As a young manager back in the early 2000s, I was fascinated by what happened when the Halifax merged with the Bank of Scotland to form HBOS. At the time, I was working for the Halifax, managing the North East region which spanned Leeds, Yorkshire, Newcastle and everything as far as the Scottish border.
The planned merge certainly looked good on paper and analysts in the city were content, however, as I settled into my front-row seat to watch the two organisations come together, I couldn’t help but notice just how differently their respective teams behaved.
At the Halifax, only a few years on from being a traditional, albeit enormous building society, there was a down-to-earth honesty about things. No-one really cared which school you went to or how many stripes you had on your shoulder, it was all about what you could do in your job. There was a humility, a sense of humour and a genuine desire to give your best to achieve common goals. Everyone was focused on customers and results and there was a real sense of camaraderie within the teams and a healthy competition between the branches.
The folks from the Bank of Scotland were cut from a much different cloth. I didn’t see much of the people in the branches, who were probably similar to the Halifax teams, but the investment advisers tended to conform to a certain type. Pale, male and stale, they typically came from military or public school backgrounds; wore bold, striped suits; cygnet rings on their pinkies and had their initials embroidered into their cuffs. Our differences certainly made for some interesting discussions in those first few meetings.
And so it was that my interest in culture began. What were the executives thinking when they decided to merge these two businesses? Hadn’t they thought about whether the people would get on and be able to work together?
My curiosity in organisational culture was developed further at Henley Business School during my MBA and I ultimately selected culture as the topic of research for my dissertation. It’s a word you hear often, culture, but how should you define it? There are a multitude of definitions, but my favourite for its simplicity is: ‘the way it is around here’. Look at your business. Ask yourself: how is it around here? What do you see? What do you hear? How do people behave and interact? How do they dress? What are the rituals around birthdays, weddings and other celebrations? What are the common understandings of what is expected, the jokes that are OK for people to tell, the stories that continue to define the place year after year? Getting a sense of all of that gives you an indication of an organisation’s culture but even then you’ve only just scratched the surface. Culture isn’t just about the staff, you need to talk to customers (as they were known in the Halifax) or clients (as they were known in the Bank of Scotland), suppliers and employees amongst others to truly build a clear picture.
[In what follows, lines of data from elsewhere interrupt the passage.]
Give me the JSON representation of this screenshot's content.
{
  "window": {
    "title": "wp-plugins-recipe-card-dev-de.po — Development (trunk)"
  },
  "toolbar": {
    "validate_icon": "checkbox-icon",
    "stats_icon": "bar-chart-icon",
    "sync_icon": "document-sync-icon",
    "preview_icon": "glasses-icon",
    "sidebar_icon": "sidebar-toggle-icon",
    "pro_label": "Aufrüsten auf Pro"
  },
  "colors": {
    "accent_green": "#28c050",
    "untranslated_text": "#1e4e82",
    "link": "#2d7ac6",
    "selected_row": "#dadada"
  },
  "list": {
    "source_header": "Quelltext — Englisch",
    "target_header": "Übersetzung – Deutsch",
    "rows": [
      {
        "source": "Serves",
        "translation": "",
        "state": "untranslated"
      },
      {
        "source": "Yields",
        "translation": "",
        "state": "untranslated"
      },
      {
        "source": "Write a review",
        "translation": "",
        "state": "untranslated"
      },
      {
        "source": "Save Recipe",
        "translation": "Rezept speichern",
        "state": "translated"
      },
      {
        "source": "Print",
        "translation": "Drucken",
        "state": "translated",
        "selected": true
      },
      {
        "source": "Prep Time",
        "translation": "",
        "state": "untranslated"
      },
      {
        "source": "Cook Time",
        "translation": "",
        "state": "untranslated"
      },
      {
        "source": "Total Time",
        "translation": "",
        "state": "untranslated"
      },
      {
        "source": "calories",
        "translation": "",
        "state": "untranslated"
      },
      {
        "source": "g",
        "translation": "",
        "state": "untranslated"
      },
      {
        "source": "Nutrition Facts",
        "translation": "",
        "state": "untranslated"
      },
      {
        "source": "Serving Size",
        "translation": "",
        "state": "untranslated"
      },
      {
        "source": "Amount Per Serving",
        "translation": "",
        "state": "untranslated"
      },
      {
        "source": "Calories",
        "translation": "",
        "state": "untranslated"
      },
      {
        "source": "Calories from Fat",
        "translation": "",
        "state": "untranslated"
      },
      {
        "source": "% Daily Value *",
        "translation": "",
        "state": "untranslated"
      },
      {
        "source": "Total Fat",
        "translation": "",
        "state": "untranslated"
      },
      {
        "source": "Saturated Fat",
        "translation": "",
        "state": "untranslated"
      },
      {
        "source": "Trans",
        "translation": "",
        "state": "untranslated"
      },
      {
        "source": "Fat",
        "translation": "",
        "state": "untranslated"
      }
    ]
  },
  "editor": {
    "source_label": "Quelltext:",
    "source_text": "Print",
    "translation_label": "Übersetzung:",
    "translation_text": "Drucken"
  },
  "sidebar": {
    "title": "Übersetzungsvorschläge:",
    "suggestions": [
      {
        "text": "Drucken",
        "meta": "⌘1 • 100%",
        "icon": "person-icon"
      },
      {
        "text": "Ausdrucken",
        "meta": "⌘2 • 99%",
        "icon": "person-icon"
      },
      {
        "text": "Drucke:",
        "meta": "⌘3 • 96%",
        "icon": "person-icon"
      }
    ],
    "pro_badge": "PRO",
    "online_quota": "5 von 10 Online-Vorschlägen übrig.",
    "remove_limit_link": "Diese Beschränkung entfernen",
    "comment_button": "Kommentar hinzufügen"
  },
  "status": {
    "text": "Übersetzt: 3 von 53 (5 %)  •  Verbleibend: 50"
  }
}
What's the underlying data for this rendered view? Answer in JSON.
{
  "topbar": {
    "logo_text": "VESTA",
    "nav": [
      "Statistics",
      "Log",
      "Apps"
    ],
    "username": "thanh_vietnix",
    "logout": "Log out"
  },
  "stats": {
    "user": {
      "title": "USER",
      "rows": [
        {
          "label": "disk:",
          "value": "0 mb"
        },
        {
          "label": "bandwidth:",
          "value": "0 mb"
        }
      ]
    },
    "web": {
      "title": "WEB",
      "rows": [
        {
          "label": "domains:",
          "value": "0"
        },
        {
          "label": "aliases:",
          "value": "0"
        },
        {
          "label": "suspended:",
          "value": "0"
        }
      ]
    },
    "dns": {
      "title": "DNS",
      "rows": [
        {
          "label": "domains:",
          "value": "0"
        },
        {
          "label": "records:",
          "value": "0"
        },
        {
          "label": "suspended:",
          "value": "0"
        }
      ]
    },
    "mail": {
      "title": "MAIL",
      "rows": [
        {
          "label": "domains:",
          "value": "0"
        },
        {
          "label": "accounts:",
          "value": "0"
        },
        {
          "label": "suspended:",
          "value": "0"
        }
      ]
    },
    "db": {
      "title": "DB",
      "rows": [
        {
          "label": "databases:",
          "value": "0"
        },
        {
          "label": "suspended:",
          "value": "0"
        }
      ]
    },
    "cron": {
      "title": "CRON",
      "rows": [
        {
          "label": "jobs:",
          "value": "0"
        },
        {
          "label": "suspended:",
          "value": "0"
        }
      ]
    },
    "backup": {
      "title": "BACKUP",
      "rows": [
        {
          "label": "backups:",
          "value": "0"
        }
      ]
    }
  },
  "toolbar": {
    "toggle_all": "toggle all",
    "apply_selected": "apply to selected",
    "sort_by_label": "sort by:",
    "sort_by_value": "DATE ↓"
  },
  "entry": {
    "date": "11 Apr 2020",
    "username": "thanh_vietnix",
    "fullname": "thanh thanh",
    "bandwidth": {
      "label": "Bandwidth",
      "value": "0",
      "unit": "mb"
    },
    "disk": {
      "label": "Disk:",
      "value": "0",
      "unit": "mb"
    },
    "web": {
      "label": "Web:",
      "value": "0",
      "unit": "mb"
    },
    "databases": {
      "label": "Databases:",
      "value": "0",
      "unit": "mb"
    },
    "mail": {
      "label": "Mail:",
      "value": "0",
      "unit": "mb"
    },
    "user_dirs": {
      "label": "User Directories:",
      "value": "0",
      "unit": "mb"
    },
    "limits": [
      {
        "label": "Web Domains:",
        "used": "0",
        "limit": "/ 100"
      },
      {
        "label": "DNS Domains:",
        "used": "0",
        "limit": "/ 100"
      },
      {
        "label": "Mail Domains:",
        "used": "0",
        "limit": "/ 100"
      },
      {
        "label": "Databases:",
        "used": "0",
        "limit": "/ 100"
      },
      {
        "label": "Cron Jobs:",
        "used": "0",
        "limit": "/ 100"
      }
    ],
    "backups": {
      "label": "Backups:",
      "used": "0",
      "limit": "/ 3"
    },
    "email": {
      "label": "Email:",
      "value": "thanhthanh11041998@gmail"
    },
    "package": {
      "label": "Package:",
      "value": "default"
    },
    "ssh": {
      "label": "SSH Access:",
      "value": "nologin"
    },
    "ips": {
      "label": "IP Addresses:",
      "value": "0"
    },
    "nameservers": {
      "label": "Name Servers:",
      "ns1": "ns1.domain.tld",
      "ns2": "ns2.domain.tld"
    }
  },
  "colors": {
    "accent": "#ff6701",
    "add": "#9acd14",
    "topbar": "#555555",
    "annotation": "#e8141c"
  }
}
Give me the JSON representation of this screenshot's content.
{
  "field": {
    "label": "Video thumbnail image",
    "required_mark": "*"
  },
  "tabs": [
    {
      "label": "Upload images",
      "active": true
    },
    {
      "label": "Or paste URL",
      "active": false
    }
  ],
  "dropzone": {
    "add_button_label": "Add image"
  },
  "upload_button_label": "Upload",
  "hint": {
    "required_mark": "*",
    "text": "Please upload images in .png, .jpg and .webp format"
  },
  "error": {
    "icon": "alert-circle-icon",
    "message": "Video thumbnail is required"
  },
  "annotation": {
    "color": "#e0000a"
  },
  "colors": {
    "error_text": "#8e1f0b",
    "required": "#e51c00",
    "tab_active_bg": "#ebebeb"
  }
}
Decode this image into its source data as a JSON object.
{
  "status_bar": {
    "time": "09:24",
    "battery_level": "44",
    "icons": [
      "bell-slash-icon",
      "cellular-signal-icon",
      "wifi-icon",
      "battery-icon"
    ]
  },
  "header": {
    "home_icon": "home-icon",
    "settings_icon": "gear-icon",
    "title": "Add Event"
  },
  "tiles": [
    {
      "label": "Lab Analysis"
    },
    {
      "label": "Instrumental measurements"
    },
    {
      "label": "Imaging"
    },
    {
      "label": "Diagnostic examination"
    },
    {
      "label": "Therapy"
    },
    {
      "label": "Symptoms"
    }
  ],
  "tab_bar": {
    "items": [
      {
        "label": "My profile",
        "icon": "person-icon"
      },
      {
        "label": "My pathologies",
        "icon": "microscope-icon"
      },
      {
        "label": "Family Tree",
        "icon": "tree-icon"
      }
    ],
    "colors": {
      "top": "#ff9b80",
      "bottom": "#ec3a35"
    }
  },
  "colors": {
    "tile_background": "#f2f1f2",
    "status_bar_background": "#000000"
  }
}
If the culture’s not right, changing it culture is notoriously difficult and can take 3-5 years or longer depending on the size of the organisation and the urgency and motivation to change. For the past few years at Capital, we’ve been very focused on developing our culture of excellence. We’ve made it one of the six key objectives in our strategic plan and have invested a lot of time, money and energy into developing it. So does culture matter? 100%. I tell my teams that culture beats strategy every time. You can have the best plan in the world, the best products out of all your competitors, offices in every key jurisdiction but if your teams don’t answer a ringing phone on someone else’s desk because it’s not theirs – it all falls apart. If your organisation doesn’t stand for something and the work isn’t meaningful to your people, then you won’t hold onto them for very long, again to the detriment of your customers. So yes, culture matters – big time.
How would I describe the ‘way it is’ at Capital? The words I would use are dynamic, fast-paced, innovative, ambitious, caring and fun. As a family-owned business, there’s a real sense of care for our people and that’s seen not only in the many colleagues who’ve stayed with us for a decade or longer but also more recently in the few who have left to explore different careers and returned to us within a year or so.
We focus on high levels of communication through monthly staff updates from the executive to the troops so that everyone knows where we’re going, how we’re getting on and the role that our colleagues play in getting us there. At times we challenge the teams to push the bar even higher or make sense of where things didn’t quite go to plan. I emphasise to my senior team to always ‘deal in truth’ in order to get to the real detail of any issues and make sure we’re dealing with the core of a problem and not the noise that surrounds it.
We invest heavily in video-conferencing facilities so that it’s easy for our colleagues to communicate ‘face to face’ with each other in the Douglas, Castletown, Cape Town or Johannesburg offices. More and more of our meetings with clients are now taking place on Skype or FaceTime or through Microsoft Teams, thereby saving time, money and the environment by avoiding unnecessary flights.
We engage regularly with our customers and the people that introduce business to us to learn what’s going well and what we can do to improve things. We take intelligent risks, once we’ve weighed up the opportunity, considered the challenges and our ability to deliver. We push our people to develop, to improve, to have more impact, rewarding them well and socialising with them as often as we can. On the whole, it’s working. We’ve made great strides in the past few years and we’ve got some truly ground-breaking initiatives in the pipeline in the next few months. We’ve attracted great talent to our business, brought in new ideas but never lost sight of who we are, where we’re going or our enduring values of innovation, integrity and excellence.
When times are tough, investment in people and developing culture are often the first things to go. But in a service business, fostering and instilling a strong and positive culture is essential if you want to do anything with your strategy.